Thursday, April 1, 2010

I'm Sexy

I am sexy.  At least, that is what I heard, again, one Friday night back in February.  I was running by a house when a girl hollers, "Woooowho, Heeey Sexy."  This just confirmed the extraordinary amount of sexiness I must now possess.  My sexiness had to burst through the abundance of clothes I wore; tights, shorts, shirt, jacket, 2 gloves, beanie, hat, and headlamp.  I was running in the middle of the road as a heavy snow was falling with 4-5 inches newly on the ground.  I'll admit that the headlamp probably helped her see my sexiness in the heavy snowfall.

I believe my first discovery of this odd sexiness was more of a conveyance of another's more established sexy power.  It was in May, 1989 and I was only 16, an awkward, some might say puny and thin, young runner.  Some might say I have maintained the puny and thin build.  I had only been running for 6 months, but that strange power had begun to take hold.  There was a group of us Dobson boys out on a midnight run in the nearby town of Elkin.  A car passed and someone hollered, "Hey, it's Sexy Rexy's boys."  That's when I first heard of this sexiness in running.  Rex Mitchell was our Surry Central High School track and cross country coach.  He not only coached, but he ran, all 6'5" in running shorts and shirtless in summer.  He'd become known to some as Sexy Rexy and we were his runners.  

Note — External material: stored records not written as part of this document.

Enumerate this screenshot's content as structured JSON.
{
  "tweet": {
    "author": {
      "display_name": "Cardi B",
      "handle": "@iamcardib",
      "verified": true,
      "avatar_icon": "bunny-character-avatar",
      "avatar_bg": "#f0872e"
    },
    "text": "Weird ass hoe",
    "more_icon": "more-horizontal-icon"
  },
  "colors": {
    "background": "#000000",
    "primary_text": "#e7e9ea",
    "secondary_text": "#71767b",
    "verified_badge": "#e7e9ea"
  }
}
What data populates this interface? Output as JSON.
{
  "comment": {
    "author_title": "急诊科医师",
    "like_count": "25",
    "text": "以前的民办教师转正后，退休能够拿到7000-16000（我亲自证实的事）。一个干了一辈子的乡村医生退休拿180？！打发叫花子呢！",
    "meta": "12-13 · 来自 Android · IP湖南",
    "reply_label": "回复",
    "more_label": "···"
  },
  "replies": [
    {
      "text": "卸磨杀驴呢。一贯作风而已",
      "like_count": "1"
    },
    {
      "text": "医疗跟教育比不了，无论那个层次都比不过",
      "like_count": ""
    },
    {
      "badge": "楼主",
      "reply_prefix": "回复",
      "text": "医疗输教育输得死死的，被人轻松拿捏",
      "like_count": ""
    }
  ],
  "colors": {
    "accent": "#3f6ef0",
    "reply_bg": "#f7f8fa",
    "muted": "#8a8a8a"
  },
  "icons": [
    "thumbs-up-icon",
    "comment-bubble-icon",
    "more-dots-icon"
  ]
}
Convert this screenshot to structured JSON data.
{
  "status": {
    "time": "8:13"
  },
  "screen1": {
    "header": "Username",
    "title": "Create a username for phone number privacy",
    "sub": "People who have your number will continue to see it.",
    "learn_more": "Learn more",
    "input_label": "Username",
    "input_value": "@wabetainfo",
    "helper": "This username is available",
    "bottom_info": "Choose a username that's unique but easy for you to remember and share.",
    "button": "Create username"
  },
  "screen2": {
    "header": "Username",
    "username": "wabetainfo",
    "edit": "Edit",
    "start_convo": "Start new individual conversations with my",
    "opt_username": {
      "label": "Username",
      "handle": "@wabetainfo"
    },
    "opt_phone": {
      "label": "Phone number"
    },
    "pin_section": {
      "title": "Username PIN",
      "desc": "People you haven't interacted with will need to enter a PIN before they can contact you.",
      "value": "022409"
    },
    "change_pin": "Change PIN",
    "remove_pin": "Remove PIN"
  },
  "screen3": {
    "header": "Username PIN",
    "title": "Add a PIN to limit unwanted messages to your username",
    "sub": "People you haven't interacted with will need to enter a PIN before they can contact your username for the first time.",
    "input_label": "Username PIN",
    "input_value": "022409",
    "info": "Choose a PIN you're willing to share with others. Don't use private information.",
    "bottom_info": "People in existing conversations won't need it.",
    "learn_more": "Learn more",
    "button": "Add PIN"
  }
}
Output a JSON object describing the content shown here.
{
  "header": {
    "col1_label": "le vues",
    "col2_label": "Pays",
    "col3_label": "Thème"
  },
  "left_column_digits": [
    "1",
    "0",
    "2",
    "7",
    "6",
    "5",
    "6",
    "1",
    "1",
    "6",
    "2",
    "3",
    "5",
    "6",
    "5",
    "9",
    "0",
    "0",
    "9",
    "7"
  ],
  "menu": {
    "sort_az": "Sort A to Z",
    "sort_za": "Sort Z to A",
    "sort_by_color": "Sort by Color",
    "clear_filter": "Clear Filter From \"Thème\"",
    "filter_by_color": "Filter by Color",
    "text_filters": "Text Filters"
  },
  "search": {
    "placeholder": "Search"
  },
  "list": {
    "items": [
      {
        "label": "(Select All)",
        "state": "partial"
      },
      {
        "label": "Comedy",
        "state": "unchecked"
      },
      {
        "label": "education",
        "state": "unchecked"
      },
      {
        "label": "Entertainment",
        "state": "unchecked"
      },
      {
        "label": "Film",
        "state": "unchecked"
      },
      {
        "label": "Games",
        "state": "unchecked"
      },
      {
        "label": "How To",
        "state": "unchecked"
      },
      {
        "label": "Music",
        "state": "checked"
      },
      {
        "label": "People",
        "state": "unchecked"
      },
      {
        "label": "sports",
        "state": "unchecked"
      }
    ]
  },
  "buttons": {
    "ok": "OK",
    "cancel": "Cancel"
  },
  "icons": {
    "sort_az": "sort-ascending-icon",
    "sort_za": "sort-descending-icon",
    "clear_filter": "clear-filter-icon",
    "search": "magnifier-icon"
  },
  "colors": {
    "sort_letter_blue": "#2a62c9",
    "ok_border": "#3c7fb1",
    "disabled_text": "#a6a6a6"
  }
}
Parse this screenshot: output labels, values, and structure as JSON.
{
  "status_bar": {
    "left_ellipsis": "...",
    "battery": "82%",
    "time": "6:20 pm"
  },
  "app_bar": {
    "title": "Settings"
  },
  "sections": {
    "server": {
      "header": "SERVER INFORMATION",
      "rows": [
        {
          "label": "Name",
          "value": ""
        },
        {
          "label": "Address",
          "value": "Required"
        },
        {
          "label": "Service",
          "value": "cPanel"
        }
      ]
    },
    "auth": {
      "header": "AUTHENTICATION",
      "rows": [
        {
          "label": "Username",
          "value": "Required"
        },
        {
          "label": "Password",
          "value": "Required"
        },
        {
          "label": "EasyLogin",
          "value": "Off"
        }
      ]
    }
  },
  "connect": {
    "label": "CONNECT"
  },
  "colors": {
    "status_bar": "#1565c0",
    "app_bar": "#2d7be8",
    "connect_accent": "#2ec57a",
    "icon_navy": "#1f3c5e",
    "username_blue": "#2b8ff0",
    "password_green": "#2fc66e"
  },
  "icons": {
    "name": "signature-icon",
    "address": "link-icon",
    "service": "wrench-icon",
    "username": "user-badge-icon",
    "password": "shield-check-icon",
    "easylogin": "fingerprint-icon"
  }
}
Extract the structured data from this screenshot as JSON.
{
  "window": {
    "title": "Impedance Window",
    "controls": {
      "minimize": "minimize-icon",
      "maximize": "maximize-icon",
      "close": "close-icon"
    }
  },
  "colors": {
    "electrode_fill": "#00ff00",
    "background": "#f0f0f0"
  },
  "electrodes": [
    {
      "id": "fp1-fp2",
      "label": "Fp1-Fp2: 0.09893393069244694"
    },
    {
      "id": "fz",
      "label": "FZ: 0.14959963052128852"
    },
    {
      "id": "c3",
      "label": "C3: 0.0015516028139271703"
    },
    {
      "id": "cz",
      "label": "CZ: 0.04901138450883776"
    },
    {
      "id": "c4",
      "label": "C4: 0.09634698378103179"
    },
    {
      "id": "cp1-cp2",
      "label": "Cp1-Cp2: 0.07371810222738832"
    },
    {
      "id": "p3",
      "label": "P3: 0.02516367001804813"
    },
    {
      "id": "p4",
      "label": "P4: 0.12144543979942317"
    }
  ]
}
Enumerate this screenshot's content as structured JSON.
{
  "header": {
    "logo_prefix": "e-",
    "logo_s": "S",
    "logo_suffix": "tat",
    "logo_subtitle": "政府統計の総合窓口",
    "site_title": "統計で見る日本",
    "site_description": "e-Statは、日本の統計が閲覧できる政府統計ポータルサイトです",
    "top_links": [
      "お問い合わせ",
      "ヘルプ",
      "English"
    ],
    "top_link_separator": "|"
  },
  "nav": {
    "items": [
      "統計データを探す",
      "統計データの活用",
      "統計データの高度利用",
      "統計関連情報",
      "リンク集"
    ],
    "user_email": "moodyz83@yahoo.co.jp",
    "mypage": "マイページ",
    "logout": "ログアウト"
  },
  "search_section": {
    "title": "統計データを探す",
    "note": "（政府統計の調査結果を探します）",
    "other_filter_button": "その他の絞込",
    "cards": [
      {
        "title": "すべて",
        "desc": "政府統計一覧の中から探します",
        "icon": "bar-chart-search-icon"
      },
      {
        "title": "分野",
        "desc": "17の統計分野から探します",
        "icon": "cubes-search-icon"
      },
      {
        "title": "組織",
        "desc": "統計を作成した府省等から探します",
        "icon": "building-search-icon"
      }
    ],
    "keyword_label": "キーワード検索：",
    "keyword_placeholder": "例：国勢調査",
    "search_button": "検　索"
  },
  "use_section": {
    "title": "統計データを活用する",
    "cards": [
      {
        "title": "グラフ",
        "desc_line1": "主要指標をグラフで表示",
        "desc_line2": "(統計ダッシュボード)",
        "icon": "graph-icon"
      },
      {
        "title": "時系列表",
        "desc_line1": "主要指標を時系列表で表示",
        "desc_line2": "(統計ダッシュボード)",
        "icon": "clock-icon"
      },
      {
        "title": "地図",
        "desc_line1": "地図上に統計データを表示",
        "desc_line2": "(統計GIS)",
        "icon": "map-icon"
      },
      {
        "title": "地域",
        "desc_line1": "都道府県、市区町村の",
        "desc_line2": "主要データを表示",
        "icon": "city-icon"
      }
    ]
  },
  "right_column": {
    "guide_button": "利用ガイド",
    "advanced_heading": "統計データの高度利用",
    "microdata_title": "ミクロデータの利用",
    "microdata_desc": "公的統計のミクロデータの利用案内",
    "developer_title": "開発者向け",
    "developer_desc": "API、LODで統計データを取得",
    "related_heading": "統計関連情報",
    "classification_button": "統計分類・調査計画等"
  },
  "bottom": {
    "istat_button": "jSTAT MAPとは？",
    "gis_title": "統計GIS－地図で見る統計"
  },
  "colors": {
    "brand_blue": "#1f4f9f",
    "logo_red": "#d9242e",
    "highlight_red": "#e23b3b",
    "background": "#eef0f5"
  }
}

I'm not sure what it is about this sexy mystic that running christens us with.  But with many miles logged on these legs, some just can't resist calling out, "Hey Sexy."  I'm sure many of you running infatuated have experienced the same.  It seems strange that a lean, underfed looking, half-naked person quickly chasing one foot after another could emit such a strong sexiness.  I have even found that some males, who'd swear they're straight, will whistle or holler the "Hey Sexy."  A few years ago, I had a situation where a 73 year old woman commented on my lean body.  She said she was not hitting on me, she was just admiring.  I told her I was dating someone.   Though I've come to understand the overpowering nature of this running sexiness.

I help Sexy Rexy coach at the same high school where he has been passing along this power for more than 30 years.  Now I run with our guys on the local roads.  I must apologize to the new kids each year and tell them they will get used to all the hollering when they run with me.  I also tell them that if they too log many miles, someday people will be unable to control the proclamation of their sexiness.

Our Sexy Cartel
From left to right, Me-jb, Jason Key-JK, Kenny Koves, Joseph Gonzales-JG, Jason Lawrence-JL

All photos are from my senior yearbook.  Even the one of me looking goofy, or maybe SEXY.